JEF: There's definitely a thread of existential dread running through it, if that's what you mean. In this room, I'm very cocooned and I feel like I’m in my little bubble. Obviously, with all the pandemic stuff going on, and stuff like Jas and other things that have been going on in my life, there is this sort of darkness out there. And I suppose it's just trying to parse those two things where I'm lucky I get to make music every day of my life, but also there are these more dramatic things going on in the world. Balancing that feeling of gratitude with that sense of impending doom. It’s unrelentingly bleak.

Mortality seems to be a strong theme that you’re confronting on The Hum. Would you say that's fair? With songs like ‘Emptiness’ and ‘Closing Time’, we’re staring into the void, aren’t we?

JEF: Yeah, mortality was definitely very much on my mind while making the record. Staring into the void is a good way of putting it, or more specifically trying to find ways to make friends with the void. The invincibility of youth has definitely faded for a number of reasons. Jas’s illness, obviously, but also having a young child makes you project into the future as well.

Domesticity also plays its part, but I was wondering, is there any hope to be found on the record?

JEF: I suppose it is fairly bleak in the lyrical sense, but I think the hope is in the mood of it and the feel of it. I'd like to think so, but yeah, there isn't any explicit hope [laughs]. But yeah, I think domesticity is a huge part of this for me. And I know it's not a very fancy home studio but it is a home studio. It is very much a cottage industry. I've made it all myself in between hanging out with my wife and Frank. And he did the cover art, doing little art experiments with a blow pen, which Trevor Jackson took and inverted the colours on. I’ve always been a huge fan of Robert Wyatt records where it sounds like he’s in the kitchen doing something.
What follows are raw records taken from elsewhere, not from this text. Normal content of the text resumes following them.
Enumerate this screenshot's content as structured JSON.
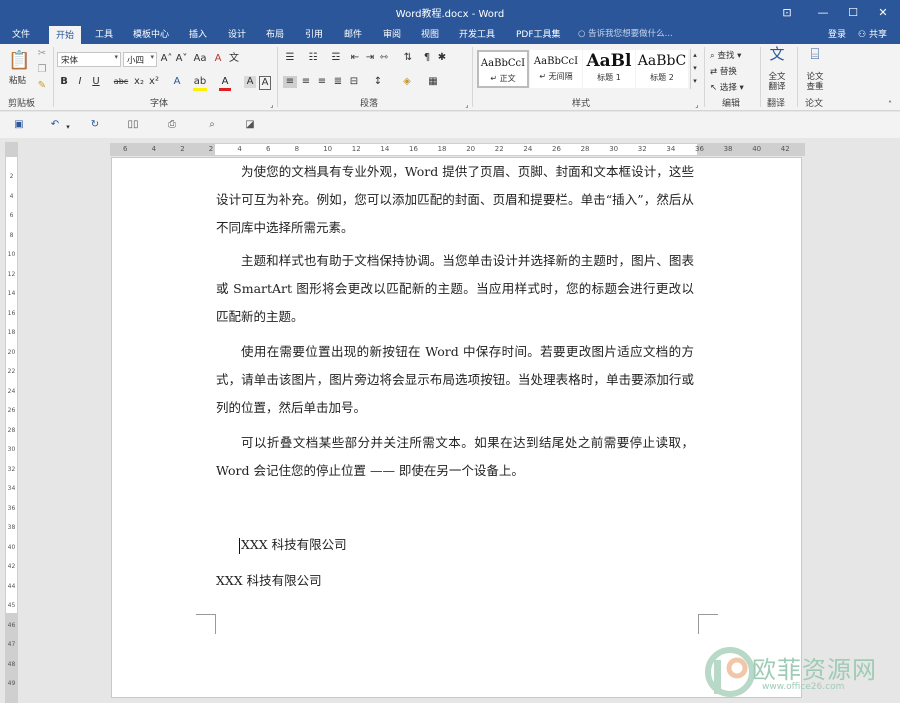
{
  "window": {
    "title": "Word教程.docx - Word",
    "controls": [
      "⊡",
      "—",
      "☐",
      "✕"
    ]
  },
  "menu": {
    "tabs": [
      "文件",
      "开始",
      "工具",
      "模板中心",
      "插入",
      "设计",
      "布局",
      "引用",
      "邮件",
      "审阅",
      "视图",
      "开发工具",
      "PDF工具集"
    ],
    "active": "开始",
    "tell_me": "告诉我您想要做什么...",
    "login": "登录",
    "share": "共享"
  },
  "ribbon": {
    "clipboard": {
      "label": "剪贴板",
      "paste": "粘贴"
    },
    "font": {
      "label": "字体",
      "name": "宋体",
      "size": "小四",
      "buttons": [
        "B",
        "I",
        "U",
        "abc",
        "x₂",
        "x²"
      ],
      "grow": "A˄",
      "shrink": "A˅",
      "case": "Aa",
      "clear": "A",
      "phonetic": "文",
      "border": "A"
    },
    "paragraph": {
      "label": "段落"
    },
    "styles": {
      "label": "样式",
      "items": [
        {
          "preview": "AaBbCcI",
          "name": "↵ 正文"
        },
        {
          "preview": "AaBbCcI",
          "name": "↵ 无间隔"
        },
        {
          "preview": "AaBl",
          "name": "标题 1"
        },
        {
          "preview": "AaBbC",
          "name": "标题 2"
        }
      ]
    },
    "editing": {
      "label": "编辑",
      "find": "查找",
      "replace": "替换",
      "select": "选择"
    },
    "translate": {
      "label": "翻译",
      "button": "全文翻译"
    },
    "paper": {
      "label": "论文",
      "button": "论文查重"
    }
  },
  "ruler": {
    "h_numbers": [
      "6",
      "4",
      "2",
      "2",
      "4",
      "6",
      "8",
      "10",
      "12",
      "14",
      "16",
      "18",
      "20",
      "22",
      "24",
      "26",
      "28",
      "30",
      "32",
      "34",
      "36",
      "38",
      "40",
      "42"
    ],
    "v_numbers": [
      "2",
      "4",
      "6",
      "8",
      "10",
      "12",
      "14",
      "16",
      "18",
      "20",
      "22",
      "24",
      "26",
      "28",
      "30",
      "32",
      "34",
      "36",
      "38",
      "40",
      "42",
      "44",
      "45",
      "46",
      "47",
      "48",
      "49"
    ]
  },
  "document": {
    "paragraphs": [
      "为使您的文档具有专业外观，Word 提供了页眉、页脚、封面和文本框设计，这些设计可互为补充。例如，您可以添加匹配的封面、页眉和提要栏。单击“插入”，然后从不同库中选择所需元素。",
      "主题和样式也有助于文档保持协调。当您单击设计并选择新的主题时，图片、图表或 SmartArt 图形将会更改以匹配新的主题。当应用样式时，您的标题会进行更改以匹配新的主题。",
      "使用在需要位置出现的新按钮在 Word 中保存时间。若要更改图片适应文档的方式，请单击该图片，图片旁边将会显示布局选项按钮。当处理表格时，单击要添加行或列的位置，然后单击加号。",
      "可以折叠文档某些部分并关注所需文本。如果在达到结尾处之前需要停止读取，Word 会记住您的停止位置 —— 即使在另一个设备上。"
    ],
    "company_1": "XXX 科技有限公司",
    "company_2": "XXX 科技有限公司"
  },
  "watermark": {
    "text": "欧菲资源网",
    "url": "www.office26.com"
  }
}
When you’re young there’s this pull towards angry John Lennon but then Paul McCartney becomes a lot more relatable as you grow older, wouldn’t you agree?

JEF: Those McCartney records where he's blatantly on his own, stoned out of his mind, and it's sort of like a one-man band affair… I just find them interesting. And they're very human. I'm kind of obsessed with that more and more. It's so easy to allow the tools to intervene on every part of the recording process. I think it's often to the detriment of everything when the editing basically irons out all of the humanness. The records I always love are the wonky human ones where you can literally hear the person in the room doing the thing. That's kind of what I aspire to.

And lastly, why did you go with the name The Hum in the end?

JEF: The Hum is a term for an unexplained noise. Often a low rumble that not everyone can hear. I went on holiday to the British coast near Whitstable and we kept hearing these crazy low rumbles like underground explosions miles away, but never could find out what it was. Reading into it, there are lots of hums all over the world. Some are quite famous like the Taos Hum. They can be caused by geological phenomena or heavy industry or odd things like wind creating resonance in a cooling tower. Tinnitus is also an explanation – which is a mind game in itself. These noises can drive people mad but there’s also the idea that a low, inaudible rumble can provoke a religious experience. There are some pipes on massive church organs that are subsonic. You can’t hear them but they give you goosebumps.

The Hum is out on 12 May via Warp